The mining town of Frisco, in Beaver County, Utah was proud of the fact that the main buildings along its Main Street were made of stone and concrete. The Hotel Southern, built in 1879 was hailed as “fireproof” by its builder and owner, J.J. Ferrin.
At the mine, southwest of town, all the structures were made of wood. The “hoist house” that contained the “A frame” used to lift the cage up the 1600-foot shaft enclosed all the workings of that crucial operation. The boiler was located in the rear. The hoist system was in the middle, and the ore-train tracks and dump were on the east.
In 1895 the mine was nearing the end of its productive life. More than $26-million in silver, lead, zinc and gold had been extracted down to the 900-foot level of the mine. Still, the “Horn” was still working three eight-hour shifts with 200 or more men in the mine during each shift.
The most critical man at the surface was the hoist engineer. In the case of the “Horn” that man was “Watt” Watkins. He was there sixteen hours a day. Only the “graveyard” shift was operated by his assistant.

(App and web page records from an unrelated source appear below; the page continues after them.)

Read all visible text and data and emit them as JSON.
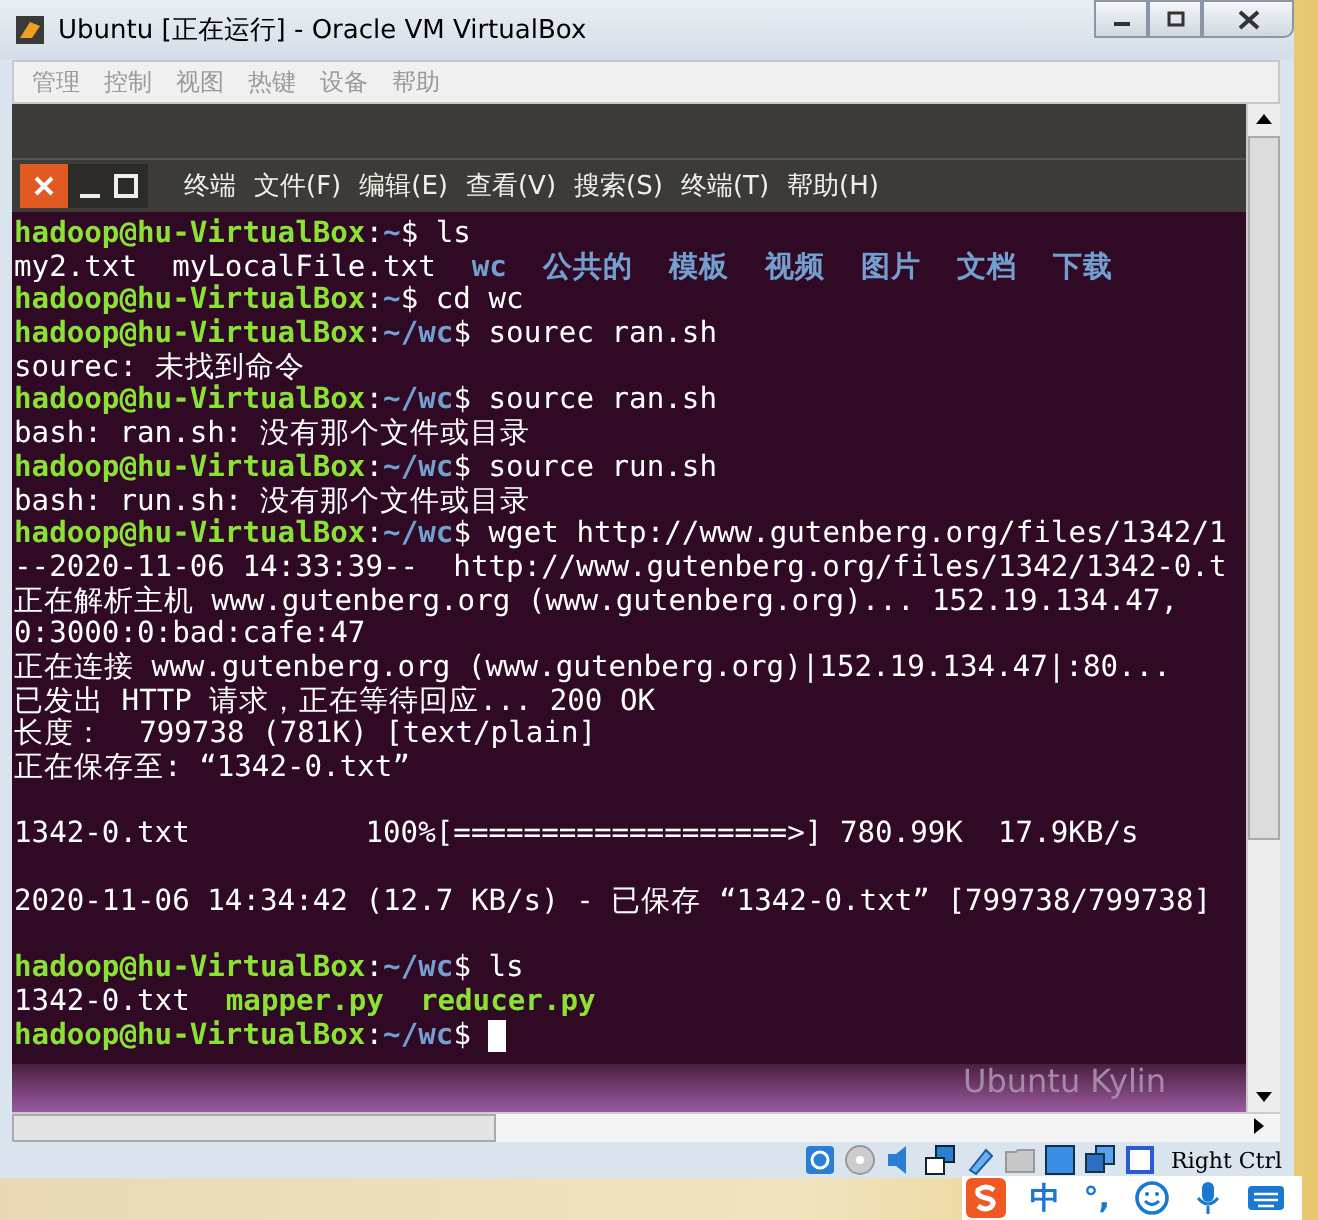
{
  "window": {
    "title": "Ubuntu [正在运行] - Oracle VM VirtualBox"
  },
  "menu": [
    {
      "label": "管理",
      "disabled": true
    },
    {
      "label": "控制",
      "disabled": true
    },
    {
      "label": "视图",
      "disabled": true
    },
    {
      "label": "热键",
      "disabled": true
    },
    {
      "label": "设备",
      "disabled": true
    },
    {
      "label": "帮助",
      "disabled": true
    }
  ],
  "terminal": {
    "menu": [
      "终端",
      "文件(F)",
      "编辑(E)",
      "查看(V)",
      "搜索(S)",
      "终端(T)",
      "帮助(H)"
    ],
    "blocks": [
      {
        "lines": [
          {
            "segments": [
              {
                "kind": "user",
                "text": "hadoop@hu-VirtualBox"
              },
              {
                "kind": "plain",
                "text": ":"
              },
              {
                "kind": "path",
                "text": "~"
              },
              {
                "kind": "plain",
                "text": "$ ls"
              }
            ]
          },
          {
            "segments": [
              {
                "kind": "plain",
                "text": "my2.txt  myLocalFile.txt"
              },
              {
                "kind": "dir",
                "text": "wc"
              },
              {
                "kind": "dir",
                "text": "公共的"
              },
              {
                "kind": "dir",
                "text": "模板"
              },
              {
                "kind": "dir",
                "text": "视频"
              },
              {
                "kind": "dir",
                "text": "图片"
              },
              {
                "kind": "dir",
                "text": "文档"
              },
              {
                "kind": "dir",
                "text": "下载"
              }
            ]
          },
          {
            "segments": [
              {
                "kind": "user",
                "text": "hadoop@hu-VirtualBox"
              },
              {
                "kind": "plain",
                "text": ":"
              },
              {
                "kind": "path",
                "text": "~"
              },
              {
                "kind": "plain",
                "text": "$ cd wc"
              }
            ]
          },
          {
            "segments": [
              {
                "kind": "user",
                "text": "hadoop@hu-VirtualBox"
              },
              {
                "kind": "plain",
                "text": ":"
              },
              {
                "kind": "path",
                "text": "~/wc"
              },
              {
                "kind": "plain",
                "text": "$ sourec ran.sh"
              }
            ]
          },
          {
            "segments": [
              {
                "kind": "plain",
                "text": "sourec: 未找到命令"
              }
            ]
          },
          {
            "segments": [
              {
                "kind": "user",
                "text": "hadoop@hu-VirtualBox"
              },
              {
                "kind": "plain",
                "text": ":"
              },
              {
                "kind": "path",
                "text": "~/wc"
              },
              {
                "kind": "plain",
                "text": "$ source ran.sh"
              }
            ]
          },
          {
            "segments": [
              {
                "kind": "plain",
                "text": "bash: ran.sh: 没有那个文件或目录"
              }
            ]
          },
          {
            "segments": [
              {
                "kind": "user",
                "text": "hadoop@hu-VirtualBox"
              },
              {
                "kind": "plain",
                "text": ":"
              },
              {
                "kind": "path",
                "text": "~/wc"
              },
              {
                "kind": "plain",
                "text": "$ source run.sh"
              }
            ]
          },
          {
            "segments": [
              {
                "kind": "plain",
                "text": "bash: run.sh: 没有那个文件或目录"
              }
            ]
          },
          {
            "segments": [
              {
                "kind": "user",
                "text": "hadoop@hu-VirtualBox"
              },
              {
                "kind": "plain",
                "text": ":"
              },
              {
                "kind": "path",
                "text": "~/wc"
              },
              {
                "kind": "plain",
                "text": "$ wget http://www.gutenberg.org/files/1342/1"
              }
            ]
          },
          {
            "segments": [
              {
                "kind": "plain",
                "text": "--2020-11-06 14:33:39--  http://www.gutenberg.org/files/1342/1342-0.t"
              }
            ]
          },
          {
            "segments": [
              {
                "kind": "plain",
                "text": "正在解析主机 www.gutenberg.org (www.gutenberg.org)... 152.19.134.47,"
              }
            ]
          },
          {
            "segments": [
              {
                "kind": "plain",
                "text": "0:3000:0:bad:cafe:47"
              }
            ]
          },
          {
            "segments": [
              {
                "kind": "plain",
                "text": "正在连接 www.gutenberg.org (www.gutenberg.org)|152.19.134.47|:80..."
              }
            ]
          },
          {
            "segments": [
              {
                "kind": "plain",
                "text": "已发出 HTTP 请求，正在等待回应... 200 OK"
              }
            ]
          },
          {
            "segments": [
              {
                "kind": "plain",
                "text": "长度：  799738 (781K) [text/plain]"
              }
            ]
          },
          {
            "segments": [
              {
                "kind": "plain",
                "text": "正在保存至: “1342-0.txt”"
              }
            ]
          }
        ]
      },
      {
        "lines": [
          {
            "segments": [
              {
                "kind": "plain",
                "text": "1342-0.txt          100%[===================>] 780.99K  17.9KB/s"
              }
            ]
          }
        ]
      },
      {
        "lines": [
          {
            "segments": [
              {
                "kind": "plain",
                "text": "2020-11-06 14:34:42 (12.7 KB/s) - 已保存 “1342-0.txt” [799738/799738]"
              }
            ]
          }
        ]
      },
      {
        "lines": [
          {
            "segments": [
              {
                "kind": "user",
                "text": "hadoop@hu-VirtualBox"
              },
              {
                "kind": "plain",
                "text": ":"
              },
              {
                "kind": "path",
                "text": "~/wc"
              },
              {
                "kind": "plain",
                "text": "$ ls"
              }
            ]
          },
          {
            "segments": [
              {
                "kind": "plain",
                "text": "1342-0.txt"
              },
              {
                "kind": "exec",
                "text": "mapper.py"
              },
              {
                "kind": "exec",
                "text": "reducer.py"
              }
            ]
          },
          {
            "segments": [
              {
                "kind": "user",
                "text": "hadoop@hu-VirtualBox"
              },
              {
                "kind": "plain",
                "text": ":"
              },
              {
                "kind": "path",
                "text": "~/wc"
              },
              {
                "kind": "plain",
                "text": "$"
              }
            ],
            "cursor": true
          }
        ]
      }
    ]
  },
  "desktop": {
    "caption": "Ubuntu Kylin"
  },
  "status_bar": {
    "hint": "Right Ctrl"
  },
  "ime": {
    "mode": "中",
    "punct": "°,"
  }
}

Watt knew every bolt and rivet in the hoist system. He had babied the boiler for almost ten years – making sure the steam system was tight and secure. All the miners knew him and trusted their lives to him. An accident in the three-compartment shaft could easily doom these hearty men. No one knew this and cared more about it than Watt Watkins.
Still, they all knew the risk. One mistake in that wooden building and their lives would be in great danger. That risk gave out one day in 1895.
It started in the boiler room. No one knows exactly what happened, but before anyone could react, the rear of the hoist house was engulfed in flames.
The alarm was sent down. The clanging of the emergency bells on each level gave them warning and the men scrambled down the square-set of timbering, out of the stopes, and back down the drift to the shaft.
Watt was steady at the levers. As calmly as he could, he lowered the cage to the ninth level and paused only for a few seconds as the men loaded on. Then the cage rose to the eighth, then to the seventh. Most of the men working the mine were in the lower levels which meant a long trip of 900 feet to the surface, and the long trip for the empty cage back down.
As the cage reached the top the men scrambled out of the building. Smoke was filling the room as Watt lowered the cage again to the ninth level. Again, Watt waited only a few moments before pulling the levers.
Watt made four trips with the cage to get the 250 men up from the depths. The fire had entered the hoist house itself when Watt made the last lowering. By this time, many men had clamored up the outside compartment ladders and a few were exiting by themselves from the 100 and 200 foot levels. Watt kept a close count, there were still more men in the mine. He didn’t know which level they were working, but he would have to make one more complete hoist to clear the mine.
The fire was closing in. The A-frame itself was ablaze and the hoist house was filled with smoke. Suddenly, the flames broke through the back wall lighting up the hoist house with a bright white flame. Watt paid no attention to it. There was still steam pressure for the lift engines. He made the run.
The men coughed as they reached the top and they all ran from the building. Watt followed them as the boiler room collapsed and the building became fully enveloped in flames. The hoist building was lost, but all the men were safe.
Watt Watkins became the hero of the disaster and many a toast was made at the saloons in Frisco, Utah, and the miners never forgot. It was many months before “The Horn” was reopened. The furnace for the boiler steam had to be replaced and the hoist A-frame and all the housing was rebuilt. The steel cables for all the winces in the mine were new as well as the hoist cable, but the gears and hoist wheels were usable. The Horn was reopened and remained in Watt’s hands until the vein pinched off below 900 feet and the mine closed in 1928.